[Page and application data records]
--

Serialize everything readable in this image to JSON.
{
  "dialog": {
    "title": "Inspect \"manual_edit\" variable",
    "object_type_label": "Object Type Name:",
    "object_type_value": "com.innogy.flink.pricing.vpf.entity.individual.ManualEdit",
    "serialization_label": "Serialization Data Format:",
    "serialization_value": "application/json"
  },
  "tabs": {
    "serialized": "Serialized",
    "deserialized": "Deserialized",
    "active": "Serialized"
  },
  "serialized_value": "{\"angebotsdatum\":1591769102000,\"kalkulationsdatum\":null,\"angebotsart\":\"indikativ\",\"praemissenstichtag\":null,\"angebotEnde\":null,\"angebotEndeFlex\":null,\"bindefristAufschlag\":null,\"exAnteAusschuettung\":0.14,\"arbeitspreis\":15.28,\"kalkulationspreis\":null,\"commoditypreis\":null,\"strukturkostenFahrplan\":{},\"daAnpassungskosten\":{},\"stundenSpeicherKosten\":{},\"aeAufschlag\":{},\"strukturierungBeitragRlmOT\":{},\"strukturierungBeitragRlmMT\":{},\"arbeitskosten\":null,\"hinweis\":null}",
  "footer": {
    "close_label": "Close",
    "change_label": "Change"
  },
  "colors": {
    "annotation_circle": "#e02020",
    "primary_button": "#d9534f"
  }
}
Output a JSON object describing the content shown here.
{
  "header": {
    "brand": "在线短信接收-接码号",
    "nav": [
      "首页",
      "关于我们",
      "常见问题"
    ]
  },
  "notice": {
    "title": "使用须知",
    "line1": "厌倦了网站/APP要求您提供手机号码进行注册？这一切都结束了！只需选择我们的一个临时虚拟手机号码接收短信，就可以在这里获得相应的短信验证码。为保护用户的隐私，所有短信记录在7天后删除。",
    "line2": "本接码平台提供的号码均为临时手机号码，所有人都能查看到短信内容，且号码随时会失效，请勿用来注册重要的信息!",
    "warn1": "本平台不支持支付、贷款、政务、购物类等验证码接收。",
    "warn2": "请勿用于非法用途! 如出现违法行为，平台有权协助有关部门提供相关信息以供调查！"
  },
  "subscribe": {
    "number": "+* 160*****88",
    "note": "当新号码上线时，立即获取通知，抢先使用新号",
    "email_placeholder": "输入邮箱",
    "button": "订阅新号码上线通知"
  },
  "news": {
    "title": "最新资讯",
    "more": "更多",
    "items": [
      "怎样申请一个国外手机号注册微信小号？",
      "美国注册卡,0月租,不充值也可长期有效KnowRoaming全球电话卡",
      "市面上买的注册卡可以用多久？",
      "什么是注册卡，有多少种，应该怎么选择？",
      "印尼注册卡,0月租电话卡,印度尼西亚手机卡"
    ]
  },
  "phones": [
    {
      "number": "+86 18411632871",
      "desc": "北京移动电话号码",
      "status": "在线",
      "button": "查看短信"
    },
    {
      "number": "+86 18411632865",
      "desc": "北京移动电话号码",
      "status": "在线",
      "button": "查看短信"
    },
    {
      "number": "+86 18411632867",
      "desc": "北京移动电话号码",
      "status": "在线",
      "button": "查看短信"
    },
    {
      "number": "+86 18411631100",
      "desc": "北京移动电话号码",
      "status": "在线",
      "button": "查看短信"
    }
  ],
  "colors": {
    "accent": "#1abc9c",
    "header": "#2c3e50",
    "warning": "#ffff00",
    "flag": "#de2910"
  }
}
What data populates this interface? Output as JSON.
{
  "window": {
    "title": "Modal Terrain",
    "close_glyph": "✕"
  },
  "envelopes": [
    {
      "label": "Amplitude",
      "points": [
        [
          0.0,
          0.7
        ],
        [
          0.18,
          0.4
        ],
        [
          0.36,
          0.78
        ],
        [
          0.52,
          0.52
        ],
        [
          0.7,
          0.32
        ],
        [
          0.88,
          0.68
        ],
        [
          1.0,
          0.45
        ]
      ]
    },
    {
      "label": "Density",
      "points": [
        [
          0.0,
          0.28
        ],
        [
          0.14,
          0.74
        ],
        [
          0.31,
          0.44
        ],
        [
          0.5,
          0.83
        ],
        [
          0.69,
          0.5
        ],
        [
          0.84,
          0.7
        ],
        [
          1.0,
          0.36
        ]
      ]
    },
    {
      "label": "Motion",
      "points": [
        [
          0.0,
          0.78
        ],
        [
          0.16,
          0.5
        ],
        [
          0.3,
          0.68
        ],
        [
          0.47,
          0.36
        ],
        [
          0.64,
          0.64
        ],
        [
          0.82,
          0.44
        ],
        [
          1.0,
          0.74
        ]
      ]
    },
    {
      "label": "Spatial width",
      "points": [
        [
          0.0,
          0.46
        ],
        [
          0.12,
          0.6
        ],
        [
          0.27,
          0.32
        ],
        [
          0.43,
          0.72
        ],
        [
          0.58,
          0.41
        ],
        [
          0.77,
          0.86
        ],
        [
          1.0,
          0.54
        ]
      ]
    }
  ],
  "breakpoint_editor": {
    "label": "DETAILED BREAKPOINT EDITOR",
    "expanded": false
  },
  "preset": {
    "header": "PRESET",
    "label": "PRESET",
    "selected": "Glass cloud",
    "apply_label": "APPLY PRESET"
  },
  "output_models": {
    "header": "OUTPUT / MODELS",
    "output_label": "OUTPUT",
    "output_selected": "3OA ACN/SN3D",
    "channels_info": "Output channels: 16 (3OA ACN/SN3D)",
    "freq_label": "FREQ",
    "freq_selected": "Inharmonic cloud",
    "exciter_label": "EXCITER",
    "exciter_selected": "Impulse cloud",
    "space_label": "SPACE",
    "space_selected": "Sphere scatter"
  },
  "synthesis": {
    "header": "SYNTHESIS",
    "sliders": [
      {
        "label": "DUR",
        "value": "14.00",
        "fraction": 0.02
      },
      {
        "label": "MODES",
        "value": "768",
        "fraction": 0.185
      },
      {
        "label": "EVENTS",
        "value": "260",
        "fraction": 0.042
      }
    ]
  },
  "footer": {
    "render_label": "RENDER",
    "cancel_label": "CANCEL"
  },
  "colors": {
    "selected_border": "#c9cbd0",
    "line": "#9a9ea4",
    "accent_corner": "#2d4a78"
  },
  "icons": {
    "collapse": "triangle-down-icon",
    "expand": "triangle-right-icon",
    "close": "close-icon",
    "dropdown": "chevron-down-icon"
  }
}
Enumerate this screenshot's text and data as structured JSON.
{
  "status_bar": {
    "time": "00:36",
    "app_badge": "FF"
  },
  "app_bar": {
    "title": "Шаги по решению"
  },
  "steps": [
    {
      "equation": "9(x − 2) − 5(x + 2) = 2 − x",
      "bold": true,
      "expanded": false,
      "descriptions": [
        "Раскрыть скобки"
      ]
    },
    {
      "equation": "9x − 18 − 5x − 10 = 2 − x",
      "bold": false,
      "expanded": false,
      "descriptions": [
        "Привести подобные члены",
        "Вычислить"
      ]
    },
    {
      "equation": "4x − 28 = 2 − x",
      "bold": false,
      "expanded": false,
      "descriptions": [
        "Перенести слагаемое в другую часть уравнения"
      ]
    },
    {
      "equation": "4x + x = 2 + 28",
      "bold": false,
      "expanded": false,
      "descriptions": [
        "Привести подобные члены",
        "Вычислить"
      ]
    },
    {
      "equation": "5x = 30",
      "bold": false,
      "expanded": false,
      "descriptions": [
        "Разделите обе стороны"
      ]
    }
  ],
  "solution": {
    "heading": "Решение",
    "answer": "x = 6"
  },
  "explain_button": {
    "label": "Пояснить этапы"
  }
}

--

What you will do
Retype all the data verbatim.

The completed task
Serialize everything readable in this image to JSON.
{
  "dialog": {
    "title": "Inspect \"manual_edit\" variable",
    "object_type_label": "Object Type Name:",
    "object_type_value": "com.innogy.flink.pricing.vpf.entity.individual.ManualEdit",
    "serialization_label": "Serialization Data Format:",
    "serialization_value": "application/json"
  },
  "tabs": {
    "serialized": "Serialized",
    "deserialized": "Deserialized",
    "active": "Serialized"
  },
  "serialized_value": "{\"angebotsdatum\":1591769102000,\"kalkulationsdatum\":null,\"angebotsart\":\"indikativ\",\"praemissenstichtag\":null,\"angebotEnde\":null,\"angebotEndeFlex\":null,\"bindefristAufschlag\":null,\"exAnteAusschuettung\":0.14,\"arbeitspreis\":15.28,\"kalkulationspreis\":null,\"commoditypreis\":null,\"strukturkostenFahrplan\":{},\"daAnpassungskosten\":{},\"stundenSpeicherKosten\":{},\"aeAufschlag\":{},\"strukturierungBeitragRlmOT\":{},\"strukturierungBeitragRlmMT\":{},\"arbeitskosten\":null,\"hinweis\":null}",
  "footer": {
    "close_label": "Close",
    "change_label": "Change"
  },
  "colors": {
    "annotation_circle": "#e02020",
    "primary_button": "#d9534f"
  }
}
Output a JSON object describing the content shown here.
{
  "header": {
    "brand": "在线短信接收-接码号",
    "nav": [
      "首页",
      "关于我们",
      "常见问题"
    ]
  },
  "notice": {
    "title": "使用须知",
    "line1": "厌倦了网站/APP要求您提供手机号码进行注册？这一切都结束了！只需选择我们的一个临时虚拟手机号码接收短信，就可以在这里获得相应的短信验证码。为保护用户的隐私，所有短信记录在7天后删除。",
    "line2": "本接码平台提供的号码均为临时手机号码，所有人都能查看到短信内容，且号码随时会失效，请勿用来注册重要的信息!",
    "warn1": "本平台不支持支付、贷款、政务、购物类等验证码接收。",
    "warn2": "请勿用于非法用途! 如出现违法行为，平台有权协助有关部门提供相关信息以供调查！"
  },
  "subscribe": {
    "number": "+* 160*****88",
    "note": "当新号码上线时，立即获取通知，抢先使用新号",
    "email_placeholder": "输入邮箱",
    "button": "订阅新号码上线通知"
  },
  "news": {
    "title": "最新资讯",
    "more": "更多",
    "items": [
      "怎样申请一个国外手机号注册微信小号？",
      "美国注册卡,0月租,不充值也可长期有效KnowRoaming全球电话卡",
      "市面上买的注册卡可以用多久？",
      "什么是注册卡，有多少种，应该怎么选择？",
      "印尼注册卡,0月租电话卡,印度尼西亚手机卡"
    ]
  },
  "phones": [
    {
      "number": "+86 18411632871",
      "desc": "北京移动电话号码",
      "status": "在线",
      "button": "查看短信"
    },
    {
      "number": "+86 18411632865",
      "desc": "北京移动电话号码",
      "status": "在线",
      "button": "查看短信"
    },
    {
      "number": "+86 18411632867",
      "desc": "北京移动电话号码",
      "status": "在线",
      "button": "查看短信"
    },
    {
      "number": "+86 18411631100",
      "desc": "北京移动电话号码",
      "status": "在线",
      "button": "查看短信"
    }
  ],
  "colors": {
    "accent": "#1abc9c",
    "header": "#2c3e50",
    "warning": "#ffff00",
    "flag": "#de2910"
  }
}
What data populates this interface? Output as JSON.
{
  "window": {
    "title": "Modal Terrain",
    "close_glyph": "✕"
  },
  "envelopes": [
    {
      "label": "Amplitude",
      "points": [
        [
          0.0,
          0.7
        ],
        [
          0.18,
          0.4
        ],
        [
          0.36,
          0.78
        ],
        [
          0.52,
          0.52
        ],
        [
          0.7,
          0.32
        ],
        [
          0.88,
          0.68
        ],
        [
          1.0,
          0.45
        ]
      ]
    },
    {
      "label": "Density",
      "points": [
        [
          0.0,
          0.28
        ],
        [
          0.14,
          0.74
        ],
        [
          0.31,
          0.44
        ],
        [
          0.5,
          0.83
        ],
        [
          0.69,
          0.5
        ],
        [
          0.84,
          0.7
        ],
        [
          1.0,
          0.36
        ]
      ]
    },
    {
      "label": "Motion",
      "points": [
        [
          0.0,
          0.78
        ],
        [
          0.16,
          0.5
        ],
        [
          0.3,
          0.68
        ],
        [
          0.47,
          0.36
        ],
        [
          0.64,
          0.64
        ],
        [
          0.82,
          0.44
        ],
        [
          1.0,
          0.74
        ]
      ]
    },
    {
      "label": "Spatial width",
      "points": [
        [
          0.0,
          0.46
        ],
        [
          0.12,
          0.6
        ],
        [
          0.27,
          0.32
        ],
        [
          0.43,
          0.72
        ],
        [
          0.58,
          0.41
        ],
        [
          0.77,
          0.86
        ],
        [
          1.0,
          0.54
        ]
      ]
    }
  ],
  "breakpoint_editor": {
    "label": "DETAILED BREAKPOINT EDITOR",
    "expanded": false
  },
  "preset": {
    "header": "PRESET",
    "label": "PRESET",
    "selected": "Glass cloud",
    "apply_label": "APPLY PRESET"
  },
  "output_models": {
    "header": "OUTPUT / MODELS",
    "output_label": "OUTPUT",
    "output_selected": "3OA ACN/SN3D",
    "channels_info": "Output channels: 16 (3OA ACN/SN3D)",
    "freq_label": "FREQ",
    "freq_selected": "Inharmonic cloud",
    "exciter_label": "EXCITER",
    "exciter_selected": "Impulse cloud",
    "space_label": "SPACE",
    "space_selected": "Sphere scatter"
  },
  "synthesis": {
    "header": "SYNTHESIS",
    "sliders": [
      {
        "label": "DUR",
        "value": "14.00",
        "fraction": 0.02
      },
      {
        "label": "MODES",
        "value": "768",
        "fraction": 0.185
      },
      {
        "label": "EVENTS",
        "value": "260",
        "fraction": 0.042
      }
    ]
  },
  "footer": {
    "render_label": "RENDER",
    "cancel_label": "CANCEL"
  },
  "colors": {
    "selected_border": "#c9cbd0",
    "line": "#9a9ea4",
    "accent_corner": "#2d4a78"
  },
  "icons": {
    "collapse": "triangle-down-icon",
    "expand": "triangle-right-icon",
    "close": "close-icon",
    "dropdown": "chevron-down-icon"
  }
}
Enumerate this screenshot's text and data as structured JSON.
{
  "status_bar": {
    "time": "00:36",
    "app_badge": "FF"
  },
  "app_bar": {
    "title": "Шаги по решению"
  },
  "steps": [
    {
      "equation": "9(x − 2) − 5(x + 2) = 2 − x",
      "bold": true,
      "expanded": false,
      "descriptions": [
        "Раскрыть скобки"
      ]
    },
    {
      "equation": "9x − 18 − 5x − 10 = 2 − x",
      "bold": false,
      "expanded": false,
      "descriptions": [
        "Привести подобные члены",
        "Вычислить"
      ]
    },
    {
      "equation": "4x − 28 = 2 − x",
      "bold": false,
      "expanded": false,
      "descriptions": [
        "Перенести слагаемое в другую часть уравнения"
      ]
    },
    {
      "equation": "4x + x = 2 + 28",
      "bold": false,
      "expanded": false,
      "descriptions": [
        "Привести подобные члены",
        "Вычислить"
      ]
    },
    {
      "equation": "5x = 30",
      "bold": false,
      "expanded": false,
      "descriptions": [
        "Разделите обе стороны"
      ]
    }
  ],
  "solution": {
    "heading": "Решение",
    "answer": "x = 6"
  },
  "explain_button": {
    "label": "Пояснить этапы"
  }
}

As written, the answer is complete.